I’ve never been to the World Series of Poker. And like most of the other looky-loos, I just sneak a peek inside the high-limit salon casinos. But boy, did I meet some gamblers last week.
The three producers of “Surf the Musical,” a new Beach Boys-themed musical launching June 19 at Planet Hollywood Resort, are of the “Go big or go home” school. On Tuesday, they stood in front of a stage glowing from the high-definition video screen that spans the width of it, talking about one costume that turned out to be “the $1,400 bikini.”
J. Burton Gold’s background is in real estate and landscape design. But he saw the Beach Boys in Long Beach, Calif., in 2008 and “it just hit me. I was just having such a great time listening to the wonderful iconic music. … I just had the idea, just like a light came on, to bring the songs to life (on a stage).”
The next day began the seven- or eight-month process of procuring the group’s catalog rights for “a jukebox musical.” At some point in that process, Gold discovered there had already been one: The short-lived “Good Vibrations” on Broadway in 2005.
“It was very painful for me to even watch it (on video),” Gold says. “It was so totally Broadway. I’m sure they had their love of what they were doing (but) everything about it was done the way I wouldn’t have visualized or done it.”
Gold and Jason Setterlund, his son-in-law and first-time scenarist, began co-writing their version and figuring out the puzzle of which songs from nearly 200 choices would fit their story. Two of Gold’s golf buddies signed on as co-producers: Michael Ingram, an importer and wholesaler of fireworks, and Skip Klintworth, with a career in e-commerce.
Fast-forward to Tuesday, where they are surrounded by the A-list creative team they assembled, including director Kristin Hanggi, hot from Broadway with “Rock of Ages.”
It’s been a long time since anyone but Cirque du Soleil has stepped up with a big-league gamble on the $10 million-plus level. But as I suppose it is with all big gamblers, these three don’t seem caught up in second guessing.

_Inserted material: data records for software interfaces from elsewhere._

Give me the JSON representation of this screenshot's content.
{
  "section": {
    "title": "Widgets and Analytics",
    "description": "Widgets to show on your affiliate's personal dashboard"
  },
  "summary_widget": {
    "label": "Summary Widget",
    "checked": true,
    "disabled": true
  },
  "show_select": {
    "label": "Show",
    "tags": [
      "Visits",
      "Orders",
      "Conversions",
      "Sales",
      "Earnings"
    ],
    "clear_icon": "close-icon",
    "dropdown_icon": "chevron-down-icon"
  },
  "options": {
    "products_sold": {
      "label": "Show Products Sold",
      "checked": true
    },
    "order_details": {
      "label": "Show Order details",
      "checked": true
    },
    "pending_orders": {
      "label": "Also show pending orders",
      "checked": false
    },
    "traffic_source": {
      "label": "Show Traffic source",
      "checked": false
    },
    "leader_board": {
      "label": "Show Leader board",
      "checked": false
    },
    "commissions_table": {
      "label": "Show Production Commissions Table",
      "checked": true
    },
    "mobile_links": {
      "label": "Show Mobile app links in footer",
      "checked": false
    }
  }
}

They’re in this “Surf” too deep for that. Gold still speaks more like a fan than the person who adds up the bills.
“That’s my dream, it’s to make you feel good and remember the times you could fix a car with a screwdriver,” says the guy who was there to see surf bands – maybe even the earliest version of the Beach Boys – at the Rendezvous Ballroom in Balboa, Calif., in 1961.
“I wish I’d been doing this for 50 years,” he says. “I love my development business and my design business, but this is everything. Once you endeavor to do something like this, I think you can never go back.”
Contact reporter Mike Weatherford at email@example.com or 702-383-0288.